DATA TO EXAMINE =>
-------
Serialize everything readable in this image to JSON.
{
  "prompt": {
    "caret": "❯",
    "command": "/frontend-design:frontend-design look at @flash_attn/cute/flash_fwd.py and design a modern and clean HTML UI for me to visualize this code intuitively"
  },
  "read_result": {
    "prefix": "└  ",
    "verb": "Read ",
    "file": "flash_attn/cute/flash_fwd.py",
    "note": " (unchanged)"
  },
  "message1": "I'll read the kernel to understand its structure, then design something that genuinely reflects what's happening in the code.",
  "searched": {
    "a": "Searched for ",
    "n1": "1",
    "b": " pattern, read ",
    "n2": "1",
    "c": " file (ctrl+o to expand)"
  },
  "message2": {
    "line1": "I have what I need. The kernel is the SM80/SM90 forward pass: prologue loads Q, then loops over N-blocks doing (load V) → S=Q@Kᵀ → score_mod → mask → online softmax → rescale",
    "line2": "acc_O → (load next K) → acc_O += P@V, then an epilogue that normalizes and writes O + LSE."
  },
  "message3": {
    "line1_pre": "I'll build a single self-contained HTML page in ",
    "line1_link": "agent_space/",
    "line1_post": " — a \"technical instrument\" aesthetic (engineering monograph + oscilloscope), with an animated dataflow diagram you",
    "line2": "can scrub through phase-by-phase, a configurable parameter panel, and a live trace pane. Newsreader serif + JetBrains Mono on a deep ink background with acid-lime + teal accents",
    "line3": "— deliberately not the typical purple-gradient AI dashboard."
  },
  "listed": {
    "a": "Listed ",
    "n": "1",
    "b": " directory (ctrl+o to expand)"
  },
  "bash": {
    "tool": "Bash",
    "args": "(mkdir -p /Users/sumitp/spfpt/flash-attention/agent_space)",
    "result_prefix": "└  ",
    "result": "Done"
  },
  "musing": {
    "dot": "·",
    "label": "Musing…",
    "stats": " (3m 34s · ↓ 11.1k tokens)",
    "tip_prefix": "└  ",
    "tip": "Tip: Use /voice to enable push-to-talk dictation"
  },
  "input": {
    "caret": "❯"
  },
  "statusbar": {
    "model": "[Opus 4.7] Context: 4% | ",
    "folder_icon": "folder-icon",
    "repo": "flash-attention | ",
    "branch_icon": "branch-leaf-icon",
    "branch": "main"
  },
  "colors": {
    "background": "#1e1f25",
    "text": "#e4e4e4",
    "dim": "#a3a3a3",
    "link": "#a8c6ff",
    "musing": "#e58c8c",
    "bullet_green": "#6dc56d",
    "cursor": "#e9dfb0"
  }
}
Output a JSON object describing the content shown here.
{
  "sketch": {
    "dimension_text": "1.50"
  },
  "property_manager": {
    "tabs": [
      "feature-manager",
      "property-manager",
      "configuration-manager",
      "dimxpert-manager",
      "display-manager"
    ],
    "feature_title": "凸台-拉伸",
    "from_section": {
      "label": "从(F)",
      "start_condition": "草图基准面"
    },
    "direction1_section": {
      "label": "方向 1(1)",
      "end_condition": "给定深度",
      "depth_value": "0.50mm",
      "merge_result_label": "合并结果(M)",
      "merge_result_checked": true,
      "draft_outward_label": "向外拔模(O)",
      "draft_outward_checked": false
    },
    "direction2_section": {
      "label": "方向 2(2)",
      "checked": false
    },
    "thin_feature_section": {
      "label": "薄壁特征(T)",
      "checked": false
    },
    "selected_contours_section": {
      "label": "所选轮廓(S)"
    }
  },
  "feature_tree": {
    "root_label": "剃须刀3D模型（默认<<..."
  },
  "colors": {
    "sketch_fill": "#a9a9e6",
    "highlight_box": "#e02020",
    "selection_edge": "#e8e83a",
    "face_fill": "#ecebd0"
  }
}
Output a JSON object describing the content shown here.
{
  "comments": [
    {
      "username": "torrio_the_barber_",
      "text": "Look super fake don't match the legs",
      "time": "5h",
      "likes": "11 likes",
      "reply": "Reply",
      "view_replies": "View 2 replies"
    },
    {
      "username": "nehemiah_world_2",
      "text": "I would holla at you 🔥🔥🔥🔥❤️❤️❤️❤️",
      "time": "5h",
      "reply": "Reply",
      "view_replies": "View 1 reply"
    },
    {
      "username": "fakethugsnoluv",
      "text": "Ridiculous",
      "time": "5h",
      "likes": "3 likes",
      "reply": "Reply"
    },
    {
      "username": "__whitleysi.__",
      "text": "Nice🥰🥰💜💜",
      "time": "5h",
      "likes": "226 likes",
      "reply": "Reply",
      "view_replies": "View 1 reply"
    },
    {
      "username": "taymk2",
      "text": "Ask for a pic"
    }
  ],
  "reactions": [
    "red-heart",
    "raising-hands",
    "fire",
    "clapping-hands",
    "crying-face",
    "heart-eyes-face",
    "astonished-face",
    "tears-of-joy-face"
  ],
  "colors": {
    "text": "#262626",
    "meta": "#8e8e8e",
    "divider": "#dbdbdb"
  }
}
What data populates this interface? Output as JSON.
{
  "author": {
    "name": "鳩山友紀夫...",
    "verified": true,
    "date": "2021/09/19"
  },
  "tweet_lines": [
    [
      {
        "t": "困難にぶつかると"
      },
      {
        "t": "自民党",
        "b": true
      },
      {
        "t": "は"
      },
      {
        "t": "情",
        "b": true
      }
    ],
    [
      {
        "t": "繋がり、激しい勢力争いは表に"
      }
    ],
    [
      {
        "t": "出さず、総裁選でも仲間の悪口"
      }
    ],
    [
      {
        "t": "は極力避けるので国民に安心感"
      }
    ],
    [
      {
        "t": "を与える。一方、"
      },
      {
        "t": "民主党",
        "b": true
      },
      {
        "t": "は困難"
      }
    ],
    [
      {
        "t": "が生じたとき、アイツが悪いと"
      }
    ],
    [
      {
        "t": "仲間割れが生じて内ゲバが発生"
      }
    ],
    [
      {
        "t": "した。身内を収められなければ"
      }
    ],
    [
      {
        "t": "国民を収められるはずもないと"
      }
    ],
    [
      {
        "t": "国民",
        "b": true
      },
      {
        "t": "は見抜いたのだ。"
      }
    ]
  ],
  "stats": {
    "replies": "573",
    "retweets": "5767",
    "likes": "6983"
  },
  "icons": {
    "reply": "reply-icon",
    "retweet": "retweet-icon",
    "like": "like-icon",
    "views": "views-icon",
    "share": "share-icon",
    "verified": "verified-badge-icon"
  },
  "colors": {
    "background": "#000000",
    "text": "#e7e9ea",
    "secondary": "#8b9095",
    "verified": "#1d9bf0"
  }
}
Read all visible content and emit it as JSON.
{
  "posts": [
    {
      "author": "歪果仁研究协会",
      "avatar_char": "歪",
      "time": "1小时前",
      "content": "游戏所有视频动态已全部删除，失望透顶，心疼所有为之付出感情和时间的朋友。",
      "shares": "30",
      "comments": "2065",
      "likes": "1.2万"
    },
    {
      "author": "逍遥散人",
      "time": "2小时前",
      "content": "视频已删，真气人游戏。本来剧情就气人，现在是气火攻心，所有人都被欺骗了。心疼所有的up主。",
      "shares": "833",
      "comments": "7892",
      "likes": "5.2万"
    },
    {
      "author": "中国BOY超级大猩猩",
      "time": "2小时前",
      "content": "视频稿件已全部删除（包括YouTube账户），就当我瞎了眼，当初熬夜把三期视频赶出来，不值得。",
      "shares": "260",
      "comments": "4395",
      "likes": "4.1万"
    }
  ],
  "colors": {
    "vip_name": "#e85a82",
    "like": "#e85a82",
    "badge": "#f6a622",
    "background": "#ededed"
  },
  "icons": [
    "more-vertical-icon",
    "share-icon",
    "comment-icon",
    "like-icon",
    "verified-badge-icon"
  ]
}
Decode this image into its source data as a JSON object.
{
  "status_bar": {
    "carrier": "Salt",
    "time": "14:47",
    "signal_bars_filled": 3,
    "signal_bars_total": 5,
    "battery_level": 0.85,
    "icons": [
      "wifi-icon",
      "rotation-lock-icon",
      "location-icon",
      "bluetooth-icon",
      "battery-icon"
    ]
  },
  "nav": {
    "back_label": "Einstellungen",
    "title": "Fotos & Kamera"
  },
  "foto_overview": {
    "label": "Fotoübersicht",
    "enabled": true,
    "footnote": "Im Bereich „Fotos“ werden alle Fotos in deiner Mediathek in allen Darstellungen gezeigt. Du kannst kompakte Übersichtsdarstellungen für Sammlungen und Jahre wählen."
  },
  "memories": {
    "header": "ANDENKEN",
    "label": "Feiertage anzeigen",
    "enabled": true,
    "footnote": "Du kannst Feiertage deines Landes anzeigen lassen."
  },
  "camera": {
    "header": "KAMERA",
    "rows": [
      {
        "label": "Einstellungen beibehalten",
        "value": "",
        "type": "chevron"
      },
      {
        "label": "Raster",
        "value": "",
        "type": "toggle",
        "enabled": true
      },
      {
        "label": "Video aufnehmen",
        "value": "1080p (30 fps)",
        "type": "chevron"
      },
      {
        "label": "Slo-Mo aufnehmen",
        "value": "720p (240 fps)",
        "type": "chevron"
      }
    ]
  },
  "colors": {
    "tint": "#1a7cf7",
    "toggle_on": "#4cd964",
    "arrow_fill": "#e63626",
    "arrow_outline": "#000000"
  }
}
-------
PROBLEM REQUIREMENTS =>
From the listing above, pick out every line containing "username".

RESPONSE TO THE EXERCISE =>
      "username": "torrio_the_barber_",
      "username": "nehemiah_world_2",
      "username": "fakethugsnoluv",
      "username": "__whitleysi.__",
      "username": "taymk2",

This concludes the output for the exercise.